On the phone last night, I came to the conclusion that I really have no idea whether I'm currently happy out here. After doing some intensive introspection/endoscopy, the best I could come up with was "dissatisfied." I'm not sure whether this is the usual dissatisfaction which is endemic in our society and which I blame on advertising, or something trickier and more personal. But I've been unable to relax in months.
I should abandon this novel for now. I need a vacation from it. I'm not sure, however, if I'm capable of taking a vacation without the constant thought of it hanging from my neck like a millstone. Damn it, America, you raise your kids to achieve and this is what happens. I'm constitutionally incapable of being a slacker, and this is sad.
By the late 1870s, Conan Doyle's father, Charles, appears to have been enduring an agonised twilight existence in the family home, as he made a spectacular decline into drunken insanity. Conan Doyle, at home thoughout his student days, would have experienced this at close quarters. But there was worse. For, during this crucial period, his mother's affections had strayed. With his sisters largely away, he may well have been the sole grown-up witness to the spectacle of his father being cuckolded in his own home, and by a man who was only five years older than Conan Doyle himself.

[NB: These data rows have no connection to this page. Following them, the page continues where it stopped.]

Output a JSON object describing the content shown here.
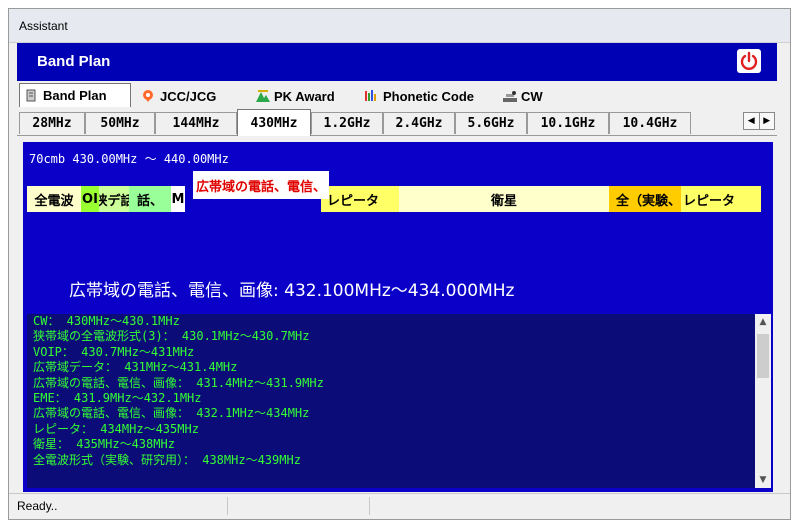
{
  "window": {
    "title": "Assistant"
  },
  "header": {
    "title": "Band Plan",
    "power_icon": "power-icon"
  },
  "main_tabs": [
    {
      "label": "Band Plan",
      "icon": "document-icon",
      "active": true
    },
    {
      "label": "JCC/JCG",
      "icon": "location-pin-icon",
      "active": false
    },
    {
      "label": "PK Award",
      "icon": "award-icon",
      "active": false
    },
    {
      "label": "Phonetic Code",
      "icon": "phonetic-icon",
      "active": false
    },
    {
      "label": "CW",
      "icon": "cw-key-icon",
      "active": false
    }
  ],
  "band_tabs": [
    {
      "label": "28MHz",
      "active": false
    },
    {
      "label": "50MHz",
      "active": false
    },
    {
      "label": "144MHz",
      "active": false
    },
    {
      "label": "430MHz",
      "active": true
    },
    {
      "label": "1.2GHz",
      "active": false
    },
    {
      "label": "2.4GHz",
      "active": false
    },
    {
      "label": "5.6GHz",
      "active": false
    },
    {
      "label": "10.1GHz",
      "active": false
    },
    {
      "label": "10.4GHz",
      "active": false
    }
  ],
  "plan": {
    "range_label": "70cmb 430.00MHz ～ 440.00MHz",
    "segments": [
      {
        "label": "全電波",
        "color": "#ffffcc"
      },
      {
        "label": "OI",
        "color": "#99ff33"
      },
      {
        "label": "狭デ話",
        "color": "#ccff99"
      },
      {
        "label": "話、",
        "color": "#99ff99"
      },
      {
        "label": "M",
        "color": "#ffffff"
      },
      {
        "label": "レピータ",
        "color": "#ffff66"
      },
      {
        "label": "衛星",
        "color": "#ffffcc"
      },
      {
        "label": "全（実験、",
        "color": "#ffcc00"
      },
      {
        "label": "レピータ",
        "color": "#ffff66"
      }
    ],
    "popup_text": "広帯域の電話、電信、",
    "selected_label": "広帯域の電話、電信、画像: 432.100MHz～434.000MHz",
    "details": [
      "CW： 430MHz～430.1MHz",
      "狭帯域の全電波形式(3)： 430.1MHz～430.7MHz",
      "VOIP： 430.7MHz～431MHz",
      "広帯域データ： 431MHz～431.4MHz",
      "広帯域の電話、電信、画像： 431.4MHz～431.9MHz",
      "EME： 431.9MHz～432.1MHz",
      "広帯域の電話、電信、画像： 432.1MHz～434MHz",
      "レピータ： 434MHz～435MHz",
      "衛星： 435MHz～438MHz",
      "全電波形式（実験、研究用）： 438MHz～439MHz"
    ]
  },
  "status": {
    "text": "Ready.."
  },
  "colors": {
    "header": "#0000b4",
    "panel": "#0a00c8",
    "list_bg": "#0c0c78",
    "list_text": "#33ff33"
  }
}
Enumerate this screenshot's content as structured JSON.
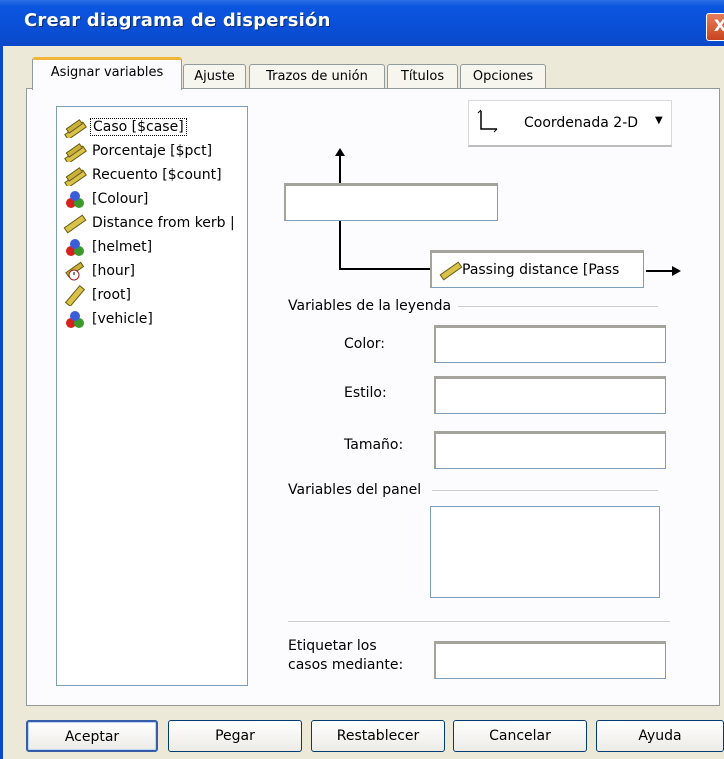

Mozart may have died from trichinosis. This is the latest in a series of 150 or so different diagnoses, but I like this one because it reminds me of the Mozart Club in the tiny town of Goldfield, Nevada, which one passes through driving between Reno and Vegas. They offer a "Mozart Burger" there, which is topped with greasy mounds of cheese and a fat slice of ham.